— So there’s a whole lot of ways to take this, but it looks like the North Coast Railroad Authority is preparing to officially ask for proposals to railbank the Eel River Canyon at its board’s regular meeting next week. This follows upon the testy hearing on the subject last month in Eureka, during which messianic Eel River trail advocate Chris Weston engaged in shouting matches with the NCRA board and a dozen ranchers rose up and condemned the prospect of a trail through the region.

It’s impossible to believe that the Westonites suddenly converted the hearts of the NCRA board members at that meeting, given that the majority of those members consistently scorn trail advocates in general, and, at that meeting, Weston in particular. So what is happening here? A reasonable guess might involve the Environmental Impact Report that the NCRA has been drawing up. If you look like you’re officially abandoning the idea of hauling millions of tons of gravel out of the canyon, then your environmental impact doesn’t seem quite so severe. 

That’s a guess. Time will tell.

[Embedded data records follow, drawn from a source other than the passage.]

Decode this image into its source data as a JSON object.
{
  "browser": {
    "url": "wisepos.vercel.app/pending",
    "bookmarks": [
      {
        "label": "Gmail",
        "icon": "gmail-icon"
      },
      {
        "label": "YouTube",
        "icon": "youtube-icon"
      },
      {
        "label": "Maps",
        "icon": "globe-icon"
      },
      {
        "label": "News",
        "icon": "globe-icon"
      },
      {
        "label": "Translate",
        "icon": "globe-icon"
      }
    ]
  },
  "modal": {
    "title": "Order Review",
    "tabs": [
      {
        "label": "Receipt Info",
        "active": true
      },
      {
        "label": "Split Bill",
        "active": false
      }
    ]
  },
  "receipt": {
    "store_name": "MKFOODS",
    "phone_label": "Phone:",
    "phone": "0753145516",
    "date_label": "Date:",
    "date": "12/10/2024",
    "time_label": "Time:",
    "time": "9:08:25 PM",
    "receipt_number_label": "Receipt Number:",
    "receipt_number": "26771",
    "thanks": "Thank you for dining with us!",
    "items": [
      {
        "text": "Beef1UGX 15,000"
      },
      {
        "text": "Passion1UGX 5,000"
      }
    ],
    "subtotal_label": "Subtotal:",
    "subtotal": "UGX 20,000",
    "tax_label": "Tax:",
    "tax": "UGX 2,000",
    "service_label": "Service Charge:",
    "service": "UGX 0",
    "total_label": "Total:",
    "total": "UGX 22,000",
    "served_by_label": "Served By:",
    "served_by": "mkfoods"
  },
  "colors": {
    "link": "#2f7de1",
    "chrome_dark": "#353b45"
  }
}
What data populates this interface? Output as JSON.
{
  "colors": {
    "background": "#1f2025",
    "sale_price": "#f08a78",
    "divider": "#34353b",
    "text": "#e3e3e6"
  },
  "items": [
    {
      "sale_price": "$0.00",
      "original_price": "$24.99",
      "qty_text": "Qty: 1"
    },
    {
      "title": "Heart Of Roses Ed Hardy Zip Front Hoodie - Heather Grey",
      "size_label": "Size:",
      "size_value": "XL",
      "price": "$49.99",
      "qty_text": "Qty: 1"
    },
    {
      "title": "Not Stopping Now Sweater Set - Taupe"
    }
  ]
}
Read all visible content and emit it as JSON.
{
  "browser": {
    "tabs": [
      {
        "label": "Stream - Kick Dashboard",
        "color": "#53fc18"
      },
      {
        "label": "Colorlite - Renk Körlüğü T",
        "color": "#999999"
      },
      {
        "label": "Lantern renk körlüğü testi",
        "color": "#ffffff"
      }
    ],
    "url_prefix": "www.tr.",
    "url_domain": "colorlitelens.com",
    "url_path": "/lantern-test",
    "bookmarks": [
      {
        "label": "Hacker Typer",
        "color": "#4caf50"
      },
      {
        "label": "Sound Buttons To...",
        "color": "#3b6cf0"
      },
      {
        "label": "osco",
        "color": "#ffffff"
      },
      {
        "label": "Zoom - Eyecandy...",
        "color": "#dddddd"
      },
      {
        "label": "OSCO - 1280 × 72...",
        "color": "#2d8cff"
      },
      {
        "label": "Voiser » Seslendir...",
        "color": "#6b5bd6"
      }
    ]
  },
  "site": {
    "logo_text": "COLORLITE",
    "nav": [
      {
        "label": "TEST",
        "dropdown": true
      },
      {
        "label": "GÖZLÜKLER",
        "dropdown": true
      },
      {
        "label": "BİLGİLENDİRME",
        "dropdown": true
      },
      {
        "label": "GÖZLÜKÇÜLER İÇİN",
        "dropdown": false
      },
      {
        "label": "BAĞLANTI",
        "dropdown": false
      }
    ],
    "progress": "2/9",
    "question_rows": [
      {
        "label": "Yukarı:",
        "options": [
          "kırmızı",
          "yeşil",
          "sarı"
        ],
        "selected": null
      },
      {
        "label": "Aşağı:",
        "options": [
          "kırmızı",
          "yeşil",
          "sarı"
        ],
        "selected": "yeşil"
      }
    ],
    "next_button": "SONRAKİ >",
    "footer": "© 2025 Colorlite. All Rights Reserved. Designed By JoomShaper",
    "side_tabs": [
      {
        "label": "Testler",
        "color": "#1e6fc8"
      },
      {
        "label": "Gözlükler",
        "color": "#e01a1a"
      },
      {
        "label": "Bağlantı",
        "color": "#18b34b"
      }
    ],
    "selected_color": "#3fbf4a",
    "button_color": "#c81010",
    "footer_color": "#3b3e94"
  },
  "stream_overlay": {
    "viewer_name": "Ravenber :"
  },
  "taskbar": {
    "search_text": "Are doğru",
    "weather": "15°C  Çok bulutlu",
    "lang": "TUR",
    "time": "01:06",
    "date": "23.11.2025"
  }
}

— The federal government is probably going to implode Monday, given that budget discussions between Congressional Democrats and Republicans have been fruitless. Rep. Mike Thompson sent out a memo to constituents outlining what will happen if the government shuts down. Read it after the jump.

As your representative in Washington, I am committed to avoiding a government shutdown.  A shutdown would affect millions of Americans, threaten vital services, and jeopardize our nation’s fragile economic recovery.

I remain hopeful that a shutdown can still be prevented and will continue to work hard to avoid that unnecessary outcome.  However, in the event a shutdown does occur, I wanted to make the following information available to you regarding government services.

These critical services would not be affected:

  • Social Security checks for seniors, people with disabilities and survivors would still go out. However, new Social Security applications will likely not be processed during a shutdown.
  • Critical homeland security functions such as border security would continue.
  • The Postal Service, which is self-funded, would continue to operate.
  • The FAA would keep the air traffic control system open and safe.

However, some services would likely be affected:

  • Unemployment benefits: The federal funds that help states pay the costs of their unemployment programs could be affected, depending on the length of the shutdown.
  • Veterans’ services: While VA hospitals will remain open, veterans’ benefits could be delayed or reduced, as was the case during the last shutdown.
  • National parks: National parks and the National Wildlife Refuge Systems would be among the first places to close if the government shuts down.
  • Military: Our troops will continue to serve, but sadly their pay may be put on hold.
  • Passports: Passport and visa applications will not be processed.  In the 1996 shutdown, over 200,000 passport applications and 30,000 daily visa applications went unprocessed.
  • IRS: Although the IRS would continue to process electronic filings, it would not process paper filings. Tax refunds for some returns would be suspended.
  • Federal loans: FHA new home loan guarantees may cease. Additionally, SBA approval of applications for business loan guarantees and direct loans to small businesses would likely cease, impacting the engines of our economy and potentially slowing the economic recovery. Farm loans and farm payments would also cease.

My staff and I are working hard to avoid a shutdown of our government, and we are prepared to answer any questions you may have should a shutdown occur. Please feel free to contact my Washington, D.C. office at (202) 225-3311 or send me a message through my website: https://mikethompson.house.gov/Contact/default.aspx.